April 10, 2019 School of Music

Street Scene Inset

Classic American opera explores contemporary social issues.

By Sarah Snyder | Photos and video by David Andrews

A young woman longing for independence. Immigrants adjusting to life in a new country. A man struggling with the social change happening around him. These are some of the experiences explored in Kurt Weill’s opera “Street Scene,” produced by the School of Music’s Maryland Opera Studio (MOS) and on stage at The Clarice from April 12-20.

Based on a book by Elmer Rice with lyrics by Langston Hughes, “Street Scene” is set in a tenement in a 1920s New York City and portrays life among a diverse group of working-class people who serve as a microcosm of American society. The piece was composed by Weill in the 1940s but is still extremely relevant today as it digs into issues around immigration, racism, social class and domestic violence.

The story revolves around Anna Maurrent, a wife and mother who is trying to reach beyond her current circumstances.

"The role itself is a dichotomy,” says Helena Crothers, a second year student in MOS who sings the role of Anna. “She is very strong, but she’s also being abused and is seeking validation outside her marriage. The relationship is a daunting task to portray, partly because it’s still relevant today.”

“Street Scene”is being produced as part of the School of Music’s Kurt Weill Festival, a yearlong celebration of the composer’s life that is a feature of the university’s Year of Immigration. The Festival gives students and audiences the opportunity to examine the breadth of Weill’s music and to learn about the experiences that helped shape his work.

Weill, one of the most influential composers of the twentieth century, fled Nazi Germany, eventually immigrating to America in the 1930s. He composed for numerous musical genres and, in “Street Scene,” he blurs the lines between opera and musical theater.

"This is the only piece Weill labeled as an American opera,” says director Amanda Consol. “He embraced America and wanted to connect with an American audience through this work.”

Although Weill exposed the racism and biases he observed, the piece contains some character stereotypes and microaggressions that stand out to today’s audiences.

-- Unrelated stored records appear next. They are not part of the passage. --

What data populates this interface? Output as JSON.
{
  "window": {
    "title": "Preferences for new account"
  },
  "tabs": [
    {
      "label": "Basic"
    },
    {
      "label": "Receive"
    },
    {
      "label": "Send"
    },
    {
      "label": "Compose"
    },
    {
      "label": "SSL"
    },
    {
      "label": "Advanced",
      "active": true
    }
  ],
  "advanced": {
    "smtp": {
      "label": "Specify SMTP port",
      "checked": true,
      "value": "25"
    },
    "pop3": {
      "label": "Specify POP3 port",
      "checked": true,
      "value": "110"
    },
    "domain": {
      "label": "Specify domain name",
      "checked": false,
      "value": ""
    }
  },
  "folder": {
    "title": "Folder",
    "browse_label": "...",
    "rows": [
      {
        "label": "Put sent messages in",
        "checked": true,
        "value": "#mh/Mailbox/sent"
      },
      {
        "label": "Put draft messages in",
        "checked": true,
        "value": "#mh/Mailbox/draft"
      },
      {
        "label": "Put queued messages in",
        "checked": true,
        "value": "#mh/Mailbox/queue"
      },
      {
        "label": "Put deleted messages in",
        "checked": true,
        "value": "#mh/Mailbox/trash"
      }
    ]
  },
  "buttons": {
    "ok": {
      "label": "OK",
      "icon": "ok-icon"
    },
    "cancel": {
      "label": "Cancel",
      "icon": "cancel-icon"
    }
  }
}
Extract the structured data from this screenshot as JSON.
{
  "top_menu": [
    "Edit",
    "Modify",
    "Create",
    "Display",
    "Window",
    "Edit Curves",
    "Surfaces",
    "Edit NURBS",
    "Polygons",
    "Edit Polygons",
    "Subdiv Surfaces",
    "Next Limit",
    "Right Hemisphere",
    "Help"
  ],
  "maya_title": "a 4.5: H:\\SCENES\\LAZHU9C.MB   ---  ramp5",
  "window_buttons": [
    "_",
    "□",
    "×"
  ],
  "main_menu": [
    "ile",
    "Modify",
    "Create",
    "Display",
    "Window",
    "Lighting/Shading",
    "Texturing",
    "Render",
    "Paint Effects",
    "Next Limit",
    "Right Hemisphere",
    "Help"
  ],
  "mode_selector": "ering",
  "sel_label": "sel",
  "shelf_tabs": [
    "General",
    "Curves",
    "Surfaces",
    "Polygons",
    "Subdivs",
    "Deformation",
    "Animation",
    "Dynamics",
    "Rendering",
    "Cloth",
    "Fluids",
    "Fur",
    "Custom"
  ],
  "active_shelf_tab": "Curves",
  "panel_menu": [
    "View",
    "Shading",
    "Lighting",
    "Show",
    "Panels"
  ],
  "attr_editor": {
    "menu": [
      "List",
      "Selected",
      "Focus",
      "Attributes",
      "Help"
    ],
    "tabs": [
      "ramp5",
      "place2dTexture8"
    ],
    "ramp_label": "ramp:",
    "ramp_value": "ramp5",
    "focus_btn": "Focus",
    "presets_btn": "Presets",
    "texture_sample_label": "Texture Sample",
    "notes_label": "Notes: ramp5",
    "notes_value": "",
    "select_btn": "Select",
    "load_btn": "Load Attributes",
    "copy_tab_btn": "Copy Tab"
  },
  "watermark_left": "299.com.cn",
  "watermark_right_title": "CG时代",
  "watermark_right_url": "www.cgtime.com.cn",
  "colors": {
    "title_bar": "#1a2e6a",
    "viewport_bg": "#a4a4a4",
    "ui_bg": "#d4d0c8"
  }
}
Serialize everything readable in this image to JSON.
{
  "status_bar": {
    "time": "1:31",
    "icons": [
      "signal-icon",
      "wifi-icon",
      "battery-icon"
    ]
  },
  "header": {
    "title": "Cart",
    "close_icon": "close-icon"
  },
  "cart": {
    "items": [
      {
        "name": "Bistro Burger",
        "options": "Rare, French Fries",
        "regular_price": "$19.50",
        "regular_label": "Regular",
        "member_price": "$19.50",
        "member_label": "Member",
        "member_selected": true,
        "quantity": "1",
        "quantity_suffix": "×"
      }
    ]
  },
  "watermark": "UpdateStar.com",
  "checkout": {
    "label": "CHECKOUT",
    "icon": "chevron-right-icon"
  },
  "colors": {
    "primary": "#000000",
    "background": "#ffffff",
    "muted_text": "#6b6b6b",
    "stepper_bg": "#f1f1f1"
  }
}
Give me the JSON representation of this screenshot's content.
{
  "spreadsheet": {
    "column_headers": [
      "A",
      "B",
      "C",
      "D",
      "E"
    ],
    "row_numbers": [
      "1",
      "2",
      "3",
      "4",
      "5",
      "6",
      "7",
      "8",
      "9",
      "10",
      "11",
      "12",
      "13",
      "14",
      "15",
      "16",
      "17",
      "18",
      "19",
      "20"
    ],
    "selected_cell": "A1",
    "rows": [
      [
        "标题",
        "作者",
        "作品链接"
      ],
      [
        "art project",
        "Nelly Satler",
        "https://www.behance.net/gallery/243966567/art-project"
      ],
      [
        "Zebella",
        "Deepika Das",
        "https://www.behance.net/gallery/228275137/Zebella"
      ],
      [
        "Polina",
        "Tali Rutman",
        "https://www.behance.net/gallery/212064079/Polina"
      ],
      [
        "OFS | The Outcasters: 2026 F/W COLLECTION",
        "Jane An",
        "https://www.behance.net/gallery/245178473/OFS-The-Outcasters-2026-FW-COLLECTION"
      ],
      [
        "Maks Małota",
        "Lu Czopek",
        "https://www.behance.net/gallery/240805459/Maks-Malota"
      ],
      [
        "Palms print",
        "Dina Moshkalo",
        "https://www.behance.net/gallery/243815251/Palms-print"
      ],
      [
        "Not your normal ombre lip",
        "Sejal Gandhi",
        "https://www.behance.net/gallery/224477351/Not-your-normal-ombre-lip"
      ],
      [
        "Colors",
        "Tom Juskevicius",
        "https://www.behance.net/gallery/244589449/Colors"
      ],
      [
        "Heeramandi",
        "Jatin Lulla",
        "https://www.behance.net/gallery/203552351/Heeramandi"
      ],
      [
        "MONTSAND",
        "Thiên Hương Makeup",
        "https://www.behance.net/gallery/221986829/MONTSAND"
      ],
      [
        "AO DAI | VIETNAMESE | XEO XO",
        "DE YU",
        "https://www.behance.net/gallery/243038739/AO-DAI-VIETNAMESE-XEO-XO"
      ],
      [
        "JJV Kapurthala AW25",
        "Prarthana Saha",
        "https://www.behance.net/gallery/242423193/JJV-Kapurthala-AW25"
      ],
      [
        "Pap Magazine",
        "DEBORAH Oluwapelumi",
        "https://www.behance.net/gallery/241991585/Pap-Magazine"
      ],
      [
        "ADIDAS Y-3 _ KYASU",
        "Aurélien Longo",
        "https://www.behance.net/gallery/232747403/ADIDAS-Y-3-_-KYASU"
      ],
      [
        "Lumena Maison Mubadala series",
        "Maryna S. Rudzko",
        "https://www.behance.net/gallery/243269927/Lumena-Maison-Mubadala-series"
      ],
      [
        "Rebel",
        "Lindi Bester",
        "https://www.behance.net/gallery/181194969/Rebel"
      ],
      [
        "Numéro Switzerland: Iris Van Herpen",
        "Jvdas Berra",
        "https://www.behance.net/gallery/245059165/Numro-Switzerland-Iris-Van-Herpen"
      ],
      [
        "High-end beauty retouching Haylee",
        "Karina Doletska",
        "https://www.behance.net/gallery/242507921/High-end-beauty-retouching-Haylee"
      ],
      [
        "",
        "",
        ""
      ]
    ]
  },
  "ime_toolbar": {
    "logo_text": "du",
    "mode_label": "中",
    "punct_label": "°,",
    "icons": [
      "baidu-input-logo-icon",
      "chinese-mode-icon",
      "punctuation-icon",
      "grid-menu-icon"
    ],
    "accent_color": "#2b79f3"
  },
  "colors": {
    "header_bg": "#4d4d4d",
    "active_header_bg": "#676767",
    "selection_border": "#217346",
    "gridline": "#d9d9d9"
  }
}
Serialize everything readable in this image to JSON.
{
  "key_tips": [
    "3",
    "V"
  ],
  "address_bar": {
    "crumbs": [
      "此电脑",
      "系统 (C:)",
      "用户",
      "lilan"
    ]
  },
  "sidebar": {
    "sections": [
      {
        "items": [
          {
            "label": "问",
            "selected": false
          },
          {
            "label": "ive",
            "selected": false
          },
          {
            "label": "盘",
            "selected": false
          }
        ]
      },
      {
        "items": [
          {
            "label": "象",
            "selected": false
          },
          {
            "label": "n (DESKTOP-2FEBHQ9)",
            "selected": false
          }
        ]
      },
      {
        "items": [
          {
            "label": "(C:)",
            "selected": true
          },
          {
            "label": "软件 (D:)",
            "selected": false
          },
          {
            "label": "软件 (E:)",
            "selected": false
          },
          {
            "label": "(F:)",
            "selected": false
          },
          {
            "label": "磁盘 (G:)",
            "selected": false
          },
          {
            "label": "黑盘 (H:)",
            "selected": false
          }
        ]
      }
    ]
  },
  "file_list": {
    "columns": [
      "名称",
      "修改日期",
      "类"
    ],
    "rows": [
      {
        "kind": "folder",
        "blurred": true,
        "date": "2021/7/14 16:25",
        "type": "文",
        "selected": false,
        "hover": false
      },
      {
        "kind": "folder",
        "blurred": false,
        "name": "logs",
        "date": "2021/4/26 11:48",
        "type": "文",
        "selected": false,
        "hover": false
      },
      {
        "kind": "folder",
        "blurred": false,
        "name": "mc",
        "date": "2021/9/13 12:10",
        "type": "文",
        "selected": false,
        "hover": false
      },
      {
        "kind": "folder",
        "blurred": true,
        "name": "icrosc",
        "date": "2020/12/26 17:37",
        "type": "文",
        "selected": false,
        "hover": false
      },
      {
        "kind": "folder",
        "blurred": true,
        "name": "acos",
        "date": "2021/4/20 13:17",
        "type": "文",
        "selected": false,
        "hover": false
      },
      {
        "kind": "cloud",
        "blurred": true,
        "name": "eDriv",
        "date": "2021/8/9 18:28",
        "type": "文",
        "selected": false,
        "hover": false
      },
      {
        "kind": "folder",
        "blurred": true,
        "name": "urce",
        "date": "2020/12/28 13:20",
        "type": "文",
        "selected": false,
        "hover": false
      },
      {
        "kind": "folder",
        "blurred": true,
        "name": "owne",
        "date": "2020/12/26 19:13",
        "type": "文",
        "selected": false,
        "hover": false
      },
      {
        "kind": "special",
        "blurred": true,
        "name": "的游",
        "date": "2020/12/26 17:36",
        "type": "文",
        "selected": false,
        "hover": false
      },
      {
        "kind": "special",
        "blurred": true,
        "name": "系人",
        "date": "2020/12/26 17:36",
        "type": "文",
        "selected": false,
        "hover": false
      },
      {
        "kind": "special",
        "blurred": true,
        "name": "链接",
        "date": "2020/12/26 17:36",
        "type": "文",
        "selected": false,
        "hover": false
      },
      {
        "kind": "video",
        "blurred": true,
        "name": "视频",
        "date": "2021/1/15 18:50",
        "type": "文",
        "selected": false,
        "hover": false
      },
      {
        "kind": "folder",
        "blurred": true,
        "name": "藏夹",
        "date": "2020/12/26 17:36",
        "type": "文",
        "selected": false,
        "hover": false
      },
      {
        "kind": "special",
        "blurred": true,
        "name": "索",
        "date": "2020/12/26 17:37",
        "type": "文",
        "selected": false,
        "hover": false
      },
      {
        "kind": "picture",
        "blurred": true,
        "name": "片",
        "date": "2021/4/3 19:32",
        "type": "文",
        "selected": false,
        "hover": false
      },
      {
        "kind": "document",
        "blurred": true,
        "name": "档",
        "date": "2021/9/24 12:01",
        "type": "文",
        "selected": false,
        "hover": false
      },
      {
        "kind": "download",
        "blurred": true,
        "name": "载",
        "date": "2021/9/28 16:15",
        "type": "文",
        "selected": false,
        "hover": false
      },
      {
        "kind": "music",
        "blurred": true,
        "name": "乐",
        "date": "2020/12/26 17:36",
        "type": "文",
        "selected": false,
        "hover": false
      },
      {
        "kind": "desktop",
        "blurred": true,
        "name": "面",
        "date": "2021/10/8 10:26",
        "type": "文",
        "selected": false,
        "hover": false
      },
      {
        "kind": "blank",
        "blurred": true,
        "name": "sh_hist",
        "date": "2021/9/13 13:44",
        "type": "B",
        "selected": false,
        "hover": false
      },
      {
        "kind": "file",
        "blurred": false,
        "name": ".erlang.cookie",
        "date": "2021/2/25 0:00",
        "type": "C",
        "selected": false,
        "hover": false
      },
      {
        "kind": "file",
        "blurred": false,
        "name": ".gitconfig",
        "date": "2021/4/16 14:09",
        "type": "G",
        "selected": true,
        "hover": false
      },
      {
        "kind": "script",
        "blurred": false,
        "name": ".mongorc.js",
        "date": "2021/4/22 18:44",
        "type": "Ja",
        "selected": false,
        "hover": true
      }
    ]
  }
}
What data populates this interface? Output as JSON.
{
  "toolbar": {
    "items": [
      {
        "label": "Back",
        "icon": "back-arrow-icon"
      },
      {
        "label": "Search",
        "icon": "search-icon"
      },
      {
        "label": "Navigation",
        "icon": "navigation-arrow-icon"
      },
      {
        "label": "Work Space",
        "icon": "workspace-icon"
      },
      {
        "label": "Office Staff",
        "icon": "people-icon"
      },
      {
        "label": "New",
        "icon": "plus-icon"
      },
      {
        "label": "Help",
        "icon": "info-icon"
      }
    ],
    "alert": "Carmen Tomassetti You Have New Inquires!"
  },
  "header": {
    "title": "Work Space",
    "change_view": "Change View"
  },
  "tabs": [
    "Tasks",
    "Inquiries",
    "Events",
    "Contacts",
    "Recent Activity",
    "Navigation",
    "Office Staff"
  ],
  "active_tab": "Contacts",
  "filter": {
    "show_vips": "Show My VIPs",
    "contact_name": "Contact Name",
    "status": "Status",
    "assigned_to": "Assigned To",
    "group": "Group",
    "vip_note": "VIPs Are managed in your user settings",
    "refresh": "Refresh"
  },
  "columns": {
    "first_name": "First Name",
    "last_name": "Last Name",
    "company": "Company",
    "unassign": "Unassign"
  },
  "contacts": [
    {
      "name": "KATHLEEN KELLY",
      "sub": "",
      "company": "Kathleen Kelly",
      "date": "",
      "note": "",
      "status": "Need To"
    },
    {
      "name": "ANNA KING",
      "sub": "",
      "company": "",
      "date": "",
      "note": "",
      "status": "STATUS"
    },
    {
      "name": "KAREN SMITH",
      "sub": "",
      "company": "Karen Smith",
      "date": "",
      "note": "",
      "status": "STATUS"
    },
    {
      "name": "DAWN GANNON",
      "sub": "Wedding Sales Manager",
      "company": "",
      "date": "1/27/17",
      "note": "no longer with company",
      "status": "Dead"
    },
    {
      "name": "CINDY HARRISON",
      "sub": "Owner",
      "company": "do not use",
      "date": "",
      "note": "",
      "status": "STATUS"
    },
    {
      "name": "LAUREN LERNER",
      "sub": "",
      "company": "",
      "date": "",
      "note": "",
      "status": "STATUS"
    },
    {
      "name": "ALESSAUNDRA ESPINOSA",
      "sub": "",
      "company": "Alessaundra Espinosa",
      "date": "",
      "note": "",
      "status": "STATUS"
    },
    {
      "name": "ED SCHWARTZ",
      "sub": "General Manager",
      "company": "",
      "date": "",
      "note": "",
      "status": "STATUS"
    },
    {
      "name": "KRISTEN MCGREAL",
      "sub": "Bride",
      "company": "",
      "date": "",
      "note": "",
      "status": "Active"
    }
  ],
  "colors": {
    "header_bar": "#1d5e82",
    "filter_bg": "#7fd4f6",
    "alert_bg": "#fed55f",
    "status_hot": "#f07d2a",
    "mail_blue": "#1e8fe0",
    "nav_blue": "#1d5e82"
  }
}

In response, MOS’ fresh staging of the Weill classic cast a diverse group of singers and actors to depict a complex community that isn’t as racially divided as life was in the ’40s and as the piece was originally written to be. 

Scenes of Social Change

"We’re hoping that people see the strength in this diverse community,” says Consol.  

MOS students are also excited to sing in a work that provides a unique chance for discovery and exploration.

"This is a different style of music for me. I sing a lot of Mozart and classical opera,” says Crothers. “This has been a giant not only musically, but in terms of the plot and the issues being more real to my own life experiences and to people living today or in the last 100 years.”

The Maryland Opera Studio performs “Street Scene” April 12-20 at The Clarice. This event is part of the Kurt Weill Festival funded in part by the Kurt Weill Foundation for Music, Inc., New York NY. Performances are also part of the Year of Immigration, which aims to transform dialogue into impact on urgent issues related to immigration, global migration and refugees, and to foster open conversation and greater connection with the University of Maryland’s large and diverse international community. Tickets available via The Clarice.